The company is expected to sell for about A$1.5 billion and Meridian has said it has already received unsolicited approaches from potential buyers.
The recent bidding war over Pacific Hydro sale has illustrated the market interest in renewable energy generation, and Southern Hydro is a much larger company than PacHydro.
Last week, Southern Hydro commissioned Australia's largest wind farm, the 91MW Wattle Point facility on South Australia’s Yorke Peninsula, bringing its total generating capacity up to 763 megawatts, compared with Pacific Hydro’s 230MW of generating assets.
Southern Hydro’s 646MW of hydro power resources draw from nine separate catchment areas and provide peaking power to the Australian national grid. New wind and hydro developments are expected to add another 566MW over the next three years to Southern Hydro’s total capacity.
Potential Austrealian buyers include Origin Energy and AGL.

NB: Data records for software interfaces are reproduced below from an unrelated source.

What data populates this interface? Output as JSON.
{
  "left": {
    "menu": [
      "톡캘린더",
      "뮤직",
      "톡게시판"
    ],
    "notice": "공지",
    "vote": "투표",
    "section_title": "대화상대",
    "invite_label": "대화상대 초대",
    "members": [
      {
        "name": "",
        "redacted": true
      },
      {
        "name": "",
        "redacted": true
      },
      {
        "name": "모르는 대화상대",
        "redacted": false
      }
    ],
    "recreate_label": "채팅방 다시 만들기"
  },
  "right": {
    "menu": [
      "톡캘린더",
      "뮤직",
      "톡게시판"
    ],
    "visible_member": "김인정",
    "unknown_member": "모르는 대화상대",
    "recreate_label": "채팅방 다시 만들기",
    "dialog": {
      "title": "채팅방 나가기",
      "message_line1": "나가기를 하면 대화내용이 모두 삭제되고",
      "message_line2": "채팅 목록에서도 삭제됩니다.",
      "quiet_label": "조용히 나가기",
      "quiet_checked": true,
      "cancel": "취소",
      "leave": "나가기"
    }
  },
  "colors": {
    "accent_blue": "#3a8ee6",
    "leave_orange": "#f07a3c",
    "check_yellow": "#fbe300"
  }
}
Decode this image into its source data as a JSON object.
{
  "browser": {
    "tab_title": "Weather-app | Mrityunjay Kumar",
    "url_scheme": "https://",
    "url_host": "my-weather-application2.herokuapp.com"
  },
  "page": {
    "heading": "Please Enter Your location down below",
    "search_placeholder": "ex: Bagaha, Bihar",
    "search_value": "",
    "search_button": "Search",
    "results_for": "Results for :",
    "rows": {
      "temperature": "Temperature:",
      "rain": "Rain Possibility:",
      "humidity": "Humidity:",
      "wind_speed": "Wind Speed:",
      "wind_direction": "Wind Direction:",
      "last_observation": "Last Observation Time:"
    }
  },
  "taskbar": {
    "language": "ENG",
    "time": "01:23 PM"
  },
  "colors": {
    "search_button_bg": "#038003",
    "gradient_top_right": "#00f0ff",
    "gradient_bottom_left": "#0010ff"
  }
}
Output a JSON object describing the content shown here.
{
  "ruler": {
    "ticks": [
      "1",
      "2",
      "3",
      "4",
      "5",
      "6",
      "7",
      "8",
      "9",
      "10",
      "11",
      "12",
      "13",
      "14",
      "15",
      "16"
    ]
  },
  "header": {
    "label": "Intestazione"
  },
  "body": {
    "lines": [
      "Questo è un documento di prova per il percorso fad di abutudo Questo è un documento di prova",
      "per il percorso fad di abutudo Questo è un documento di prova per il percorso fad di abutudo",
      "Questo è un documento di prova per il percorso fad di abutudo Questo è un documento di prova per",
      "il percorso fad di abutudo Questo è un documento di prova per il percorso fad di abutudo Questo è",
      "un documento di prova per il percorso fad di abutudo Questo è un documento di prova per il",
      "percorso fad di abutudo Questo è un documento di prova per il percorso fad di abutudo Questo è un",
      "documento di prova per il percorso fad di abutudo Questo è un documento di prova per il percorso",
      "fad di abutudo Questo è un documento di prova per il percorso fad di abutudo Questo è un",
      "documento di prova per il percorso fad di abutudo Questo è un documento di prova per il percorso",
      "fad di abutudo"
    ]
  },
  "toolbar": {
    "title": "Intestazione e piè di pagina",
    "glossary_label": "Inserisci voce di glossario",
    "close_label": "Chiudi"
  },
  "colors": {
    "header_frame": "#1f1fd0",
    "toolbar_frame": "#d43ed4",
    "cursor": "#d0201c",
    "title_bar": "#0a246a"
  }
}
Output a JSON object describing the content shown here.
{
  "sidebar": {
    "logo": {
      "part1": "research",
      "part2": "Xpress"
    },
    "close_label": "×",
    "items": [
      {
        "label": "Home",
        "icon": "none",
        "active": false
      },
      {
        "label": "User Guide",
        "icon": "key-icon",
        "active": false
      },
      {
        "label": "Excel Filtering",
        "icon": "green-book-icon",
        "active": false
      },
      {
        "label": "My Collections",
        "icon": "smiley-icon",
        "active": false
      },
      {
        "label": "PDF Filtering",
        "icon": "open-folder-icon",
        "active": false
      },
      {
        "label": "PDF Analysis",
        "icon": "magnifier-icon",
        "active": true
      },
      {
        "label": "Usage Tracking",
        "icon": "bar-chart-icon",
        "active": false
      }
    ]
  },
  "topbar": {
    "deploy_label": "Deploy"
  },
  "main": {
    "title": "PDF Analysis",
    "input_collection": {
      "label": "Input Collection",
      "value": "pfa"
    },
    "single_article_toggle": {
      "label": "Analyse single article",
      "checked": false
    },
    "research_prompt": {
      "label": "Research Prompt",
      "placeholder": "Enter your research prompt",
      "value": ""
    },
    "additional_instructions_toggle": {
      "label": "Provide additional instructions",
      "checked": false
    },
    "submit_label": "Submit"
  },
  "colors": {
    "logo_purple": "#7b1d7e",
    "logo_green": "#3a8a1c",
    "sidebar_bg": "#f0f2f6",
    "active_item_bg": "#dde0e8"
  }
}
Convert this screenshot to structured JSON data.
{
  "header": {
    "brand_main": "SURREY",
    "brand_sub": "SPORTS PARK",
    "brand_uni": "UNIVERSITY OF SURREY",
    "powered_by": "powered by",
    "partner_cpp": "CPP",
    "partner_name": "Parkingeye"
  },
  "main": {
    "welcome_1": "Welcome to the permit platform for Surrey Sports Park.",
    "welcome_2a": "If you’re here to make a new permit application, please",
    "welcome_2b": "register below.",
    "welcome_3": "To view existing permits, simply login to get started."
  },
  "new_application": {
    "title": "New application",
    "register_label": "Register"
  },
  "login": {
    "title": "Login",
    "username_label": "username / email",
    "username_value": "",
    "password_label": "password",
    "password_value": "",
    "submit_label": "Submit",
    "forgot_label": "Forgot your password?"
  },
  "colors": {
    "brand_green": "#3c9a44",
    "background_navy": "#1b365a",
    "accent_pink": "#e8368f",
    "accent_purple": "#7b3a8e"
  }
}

While Meridian is not yet naming any likely bidders, a Reuters report says several Asian and European companies, including the losing bidder for Pacific Hydro, Spanish company Acciona and Hong Kong utility China Light & Power (CLP) are candidates.
CLP Asian business head Richard McIndoe has said CLP is definitely interested in evaluating Southern Hydro, acccording to Reuters.
McIndoe said CLP also needed to consider any regulatory issues there might be with the Australian Competition and Consumer Commission.
He added that CLP was aiming to build the renewable energy component of its portfolio to 5% of the group's total generating capacity by 2010. CLP owns over 7000MW of capacity outside its home base, including plant in Australia, Thailand, Taiwan and India, and it derived about 20% of its HK$8.61 billion 2004 net profit from offshore.
In another twist, the successful bidder for Pacific Hydro, Industry Funds Management, could become a bidder for Southern Hydro, according to a Sydney Morning Herald report.
Following its $788 million takeover of PacHydro,
IFM which handles billions of dollars for industry superannuation funds, was "potentially interested", chairman Gary Weaven said yesterday.
But Southern Hydro was very different to PacHydro, according to Weaven, as its asset base was entirely in Australia where growth in renewable energy projects was restricted by low government subsidy targets.
Australian renewable assets were unable to participate in international carbon trading as the country had not signed the Kyoto Protocol.
These constraints could also limit Accciona's interest in Southern Hydro.
Meanwhile, the Australian reports that Meridian's advisers - Credit Suisse First Boston and First NZ Capital - have begun circulating a nine-page briefing on the company and will release a formal information memorandum next month.